It is interesting to note the finishing times of all of the finalists is
within just two seconds. This will be one hot final on Saturday with no real
Qualifiers: USA, NED, CZE, ITA, AUS, GBR
USA, Grant James, "We got ahead as planned and expected the field to come
back at us but we knew we could hold them. It will be an exciting final race
from start to finish."
CZE, Jan Pilc, "We had a good start to go with the field and the plan was
to push at the half way point. The last 200m we were just satisfied with
holding a qualifying spot. The final will be very tough as everybody has a
chance to win a medal."
ITA, Paolo Perino and Mario Paonessa, "We had a very good start with
Australia and we fought with them until the 1500 and then we decided to attack
in the last 500. Australia tried to push past us, but we responded well. It
will be a war in the final from 0 to 2000m."
GBR, Alan Sinclair, "We needed to make sure we weren't in a risky
position in the last part of the race. Our crew's goal here was to make
it to the final, but now we'll try to take a step forward for the
AUS, Joshua Dunkley-Smith, "We expected a tight race with the Italians as
we raced them in Lucerne. They are a young crew so you can always expect some
kind of a surprise.

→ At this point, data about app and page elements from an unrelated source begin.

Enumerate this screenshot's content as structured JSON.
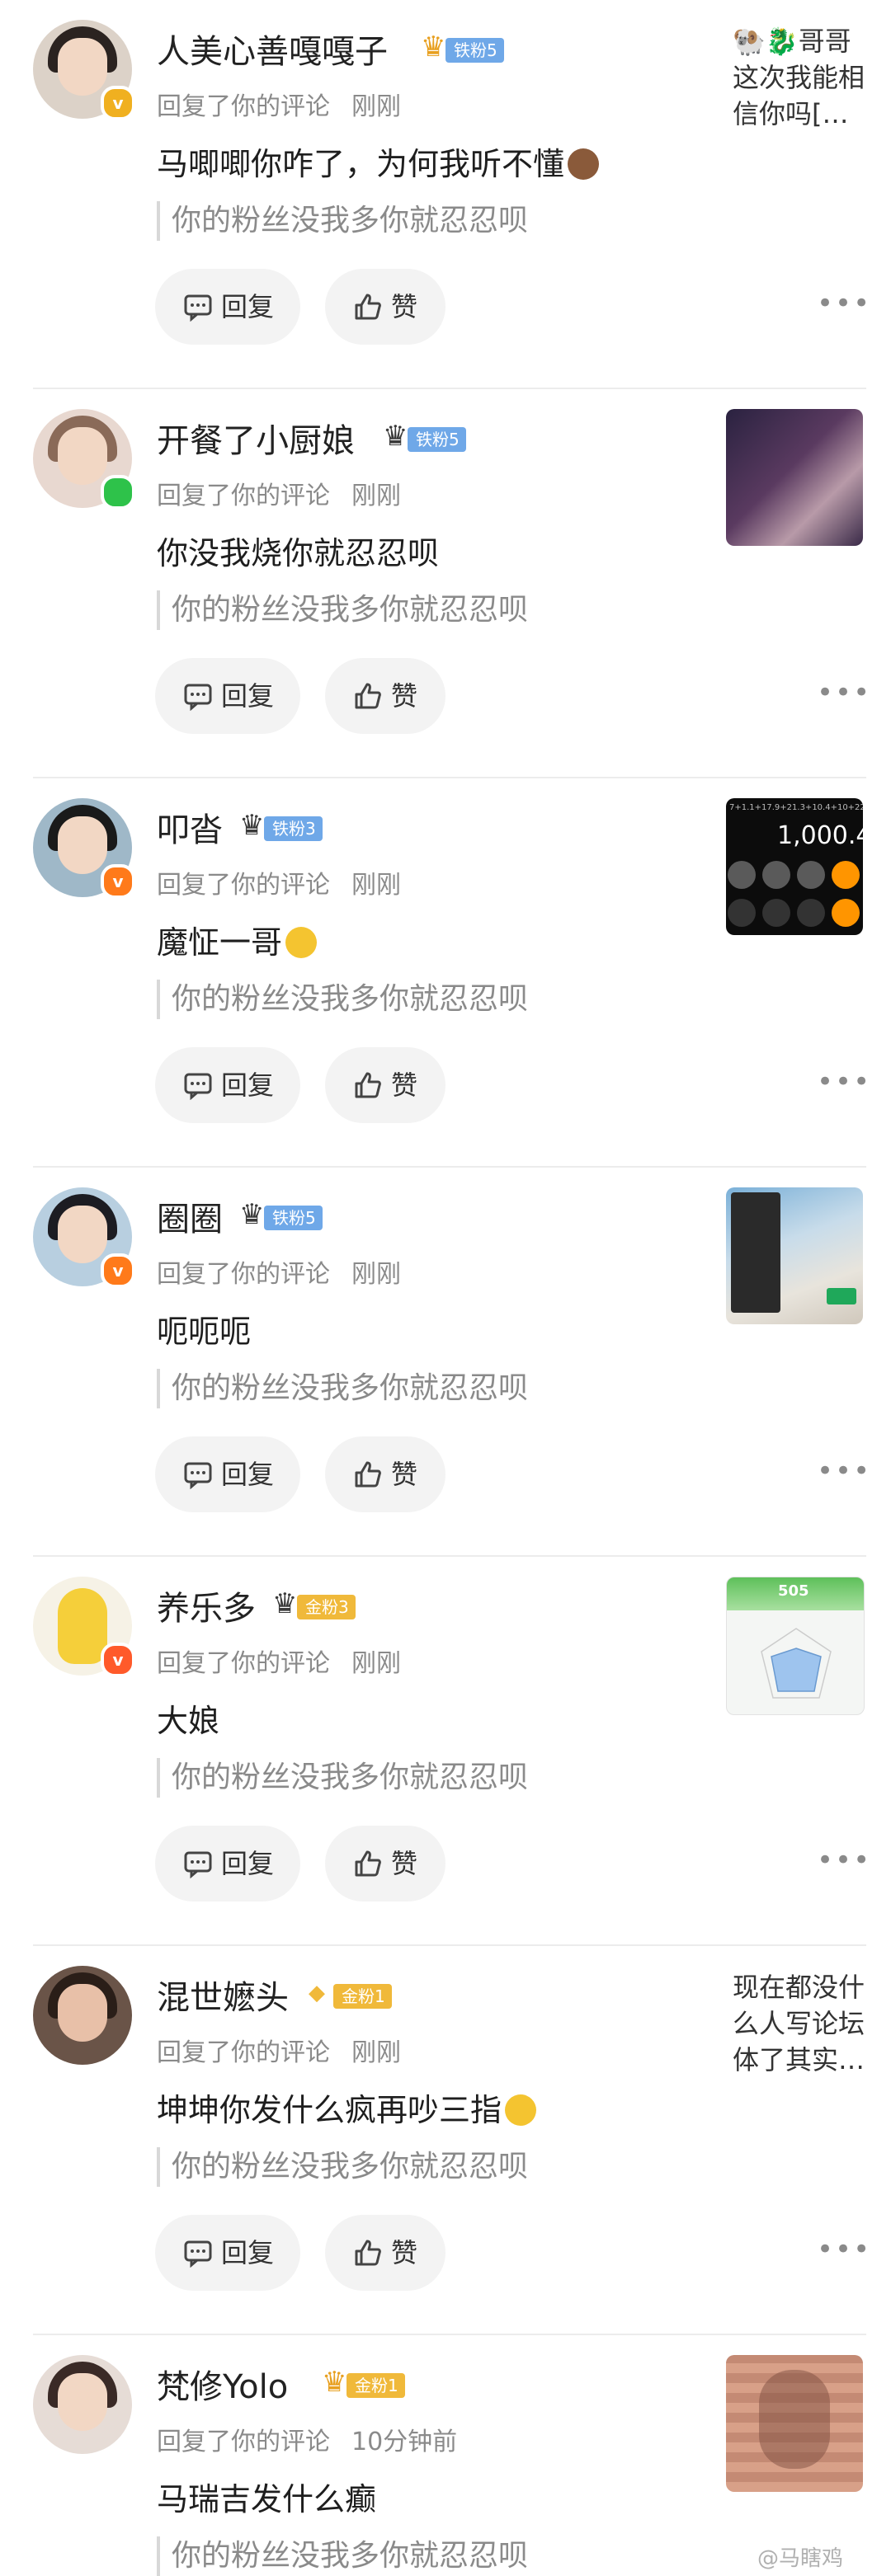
{
  "common": {
    "reply_meta": "回复了你的评论",
    "quote": "你的粉丝没我多你就忍忍呗",
    "reply_label": "回复",
    "like_label": "赞",
    "more_label": "•••"
  },
  "items": [
    {
      "name": "人美心善嘎嘎子",
      "fan_level": "铁粉5",
      "fan_type": "iron",
      "time": "刚刚",
      "text": "马唧唧你咋了，为何我听不懂",
      "emoji": "smile-emoji",
      "badge": "v",
      "snippet": "🐏🐉哥哥 这次我能相信你吗[…"
    },
    {
      "name": "开餐了小厨娘",
      "fan_level": "铁粉5",
      "fan_type": "iron",
      "time": "刚刚",
      "text": "你没我烧你就忍忍呗",
      "emoji": "",
      "badge": "online"
    },
    {
      "name": "叩沓",
      "fan_level": "铁粉3",
      "fan_type": "iron",
      "time": "刚刚",
      "text": "魔怔一哥",
      "emoji": "sad-emoji",
      "badge": "v",
      "thumb_text": "7+1.1+17.9+21.3+10.4+10+22",
      "thumb_value": "1,000.4"
    },
    {
      "name": "圈圈",
      "fan_level": "铁粉5",
      "fan_type": "iron",
      "time": "刚刚",
      "text": "呃呃呃",
      "emoji": "",
      "badge": "v"
    },
    {
      "name": "养乐多",
      "fan_level": "金粉3",
      "fan_type": "gold",
      "time": "刚刚",
      "text": "大娘",
      "emoji": "",
      "badge": "v",
      "thumb_text": "505"
    },
    {
      "name": "混世嬷头",
      "fan_level": "金粉1",
      "fan_type": "gold",
      "time": "刚刚",
      "text": "坤坤你发什么疯再吵三指",
      "emoji": "laugh-emoji",
      "badge": "",
      "snippet": "现在都没什么人写论坛体了其实…"
    },
    {
      "name": "梵修Yolo",
      "fan_level": "金粉1",
      "fan_type": "gold",
      "time": "10分钟前",
      "text": "马瑞吉发什么癫",
      "emoji": "",
      "badge": ""
    }
  ],
  "watermark": "@马瞎鸡",
  "colors": {
    "iron": "#6fa8e8",
    "gold": "#f0b93a",
    "badge_v": "#f0a020",
    "badge_orange": "#ff7a1a",
    "online": "#2ec24a"
  }
}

Our goal is to go faster in the final and we are happy how
we have been going through this regatta week."